As time drew near the anniversary I stepped up my research and went all in reading everything I could order. I researched hemophilia, WW1, Queen Victoria, Rasputin and had a dual timeline on the wall one side of which was the historical events from her birth to her death and the other side was the corresponding timeline of her life and its events. I did a lot of mining of the books about Nicholas for new gems of information about Alexandra that go deeper than the general things written about her. But, if I had to state one book that was the single most important it was one I found in a used bookstore in Toronto in about 2005 or so, called A Lifelong Passion: Nicholas and Alexandra, Their Own Story by Andrei Maylunas and Sergei Mironenko, 1996.
PQL: It is clear that a lot of research went into developing the timeline of events, the cast of characters and the experience of Revolution-era Russia, but the book also demonstrates an understanding of the inner workings of the mind and heart of Alexandra Feodorovna. How did you extrapolate emotions and inner monologues that do not show up in history books?
LC: The book I mention above was invaluable to me as it contained letters written between Nicky and Alexandra over all their years together, as well as their diary entries. The family burned a lot of their personal papers while in captivity, but this book was filled with surviving material that showed me the real people in their real voices. The book also contains letters to and from other family members and their diary entries giving their impressions of situations and of Nicky and Alexandra. From these writings I had a sense of her voice and of her manifold concerns and of her particular brand of closed-mindedness to the seriousness of what was happening around her politically. The extrapolation to the level of frankness that the real Alexandra alluded to was easy for me because as a wife and mother myself I was able to insert how I might feel in the same circumstances, or how a modern woman might feel.
PQL: What would be your advice to a fellow writer looking to tackle an important historical subject through poetry?

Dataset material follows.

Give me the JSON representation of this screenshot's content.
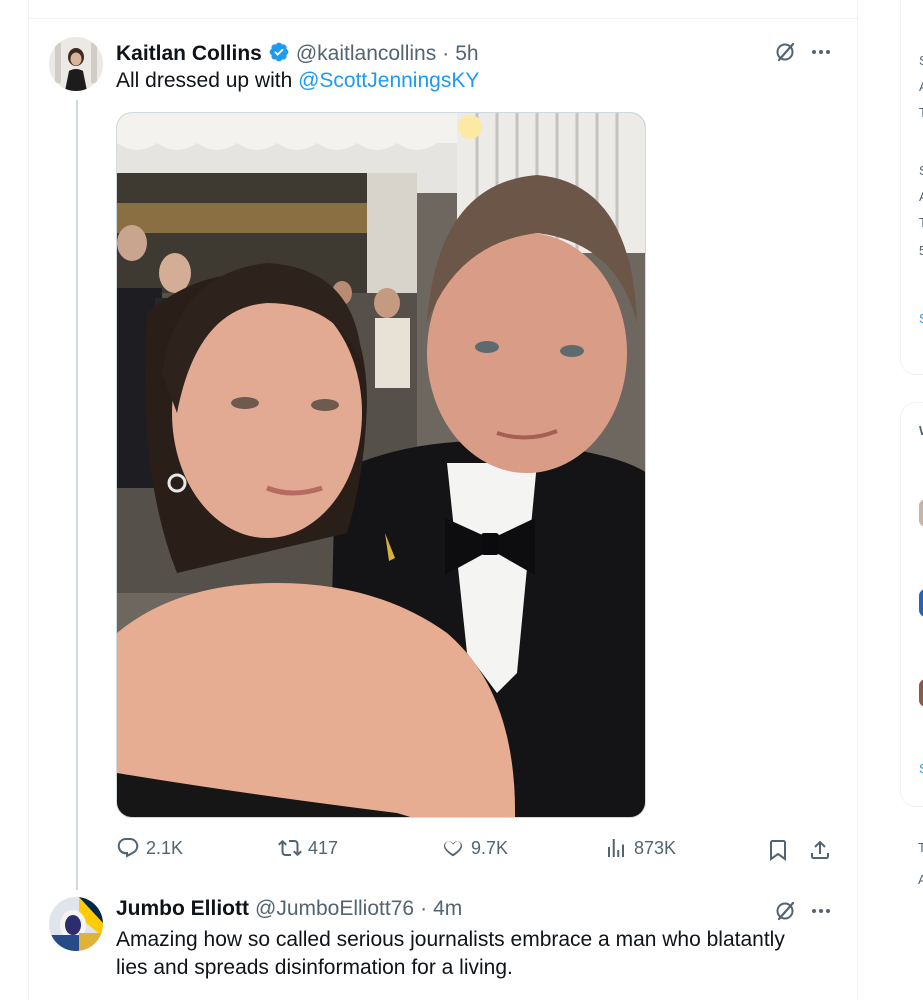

LC: Aside from committing to exhaustive research I would say: write poetry and not prose. Even if you are a poet by nature the first step might be to write “long”, that is to say lengthy explanatory lines and tracts, background information etc. and transposing your research. I wrote many poems more than once as I condensed and condensed the prosey language into shorter poetic form and removed expository language. It felt right to work with couplets as it had the feel of the poetry of her times but I decided against multiple voices or the devices of letters and public documents. However, I wanted to give it context by showing how utterly modern these people were. They lived in a time like us where technology suddenly took over the industrial world. In her lifetime the world went from lamps and buggies to electric light, boiler heat systems, telephones, phonographs, motion pictures, cars, airplanes, small personal cameras that everyone had and no-one went anywhere without. There is a photo that Anastasia took where she stood on a chair in front of her dressing mirror and took a picture of herself taking a picture of herself. It’s known as the first selfie.
What an enlightening Q&A session! It is fascinating to learn about authors’ personal connection to their work, but I always marvel at the amount of research goes into translating that world into poetry. Many thanks to Lori for taking the time out to answer our questions, and don’t forget to mark her reading at Thin Air in your calendars.